Just like the spousal syndrome it's named after, this disorder is characterized by the inability to see anything but love in the actions of the abuser. Every hit is the victim's fault as this is the only rationalization to keep the image of someone who is loving alive.
And so it is with the believer. No matter what terrible event happens in their life they can't see their god as anything but a loving father. He never gets any of the blame. It's either a lack of faith, too much sin or perhaps not enough praise that day.
Suppose a believer's child was murdered. Can she conceptualize her god idly watching as the event took place, doing absolutely nothing? Yes, but it was for a reason. Her god still loves her, of course -- that's what she been programmed to believe. She'll probably come up with the standard answer designed to preserve the love like "god works in mysterious ways," "it was for the greater good," or "god wanted him in heaven."
All these answers skirt the real issue, though. To see how one need only exchange the deity in the equation with a person. What if a police officer sat and watched silently as a child was murdered even though he had the power to stop it? Oh, the rules are different now, aren't they? Why, though? Different programming, basically.
People are programmed to see police officers as people who have to help and should even risk their lives saving people. If one of them doesn't help, they're not doing their job and they become just as bad as a criminal. They are neglecting their duties to the people.
Gods and goddesses, on the other hand, whose "actions" are based on the hit and miss randomness of chance events, are expected to not do anything in many situations. These beings are also endowed by their creators, us, with great magical powers and control our destiny in the afterlives we made up. Add to this equation the endless stream of loving propaganda that is shot into the believer's brain and the resulting mix of expectation of inaction, fear and love combine to make a powerful formula able to transform an abuser into an angel.
Atheism frees a person from this madness.

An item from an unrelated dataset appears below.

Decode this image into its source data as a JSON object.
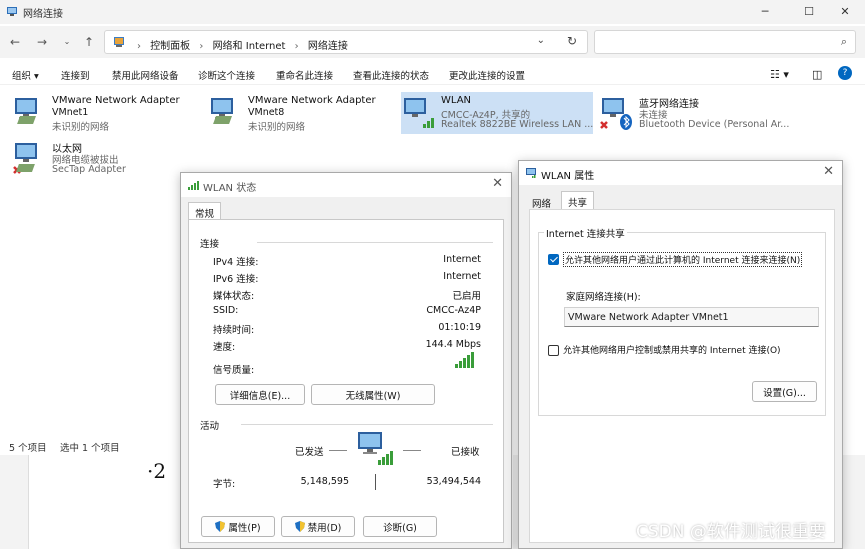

Instead of wondering why some invisible cloud father would allow or cause something to happen, we take it as it is: reality. Why did it happen? We look to real causes. Why was her son murdered? Look at the the murderer himself. Look at the events in his life that led up to the event. Where were the police? Could a stronger police presence have thwarted this? Look at the safety precautions the mother in this story could have taken in order to prevent this tragedy. Look at what the boy himself could have done to avoid such a situation in the first place.
By thinking critically, instead of superstitiously, we affect the real world in a positive way. We can come up with real solutions instead of asking for divine intervention that never arrives. It is only us who can save ourselves.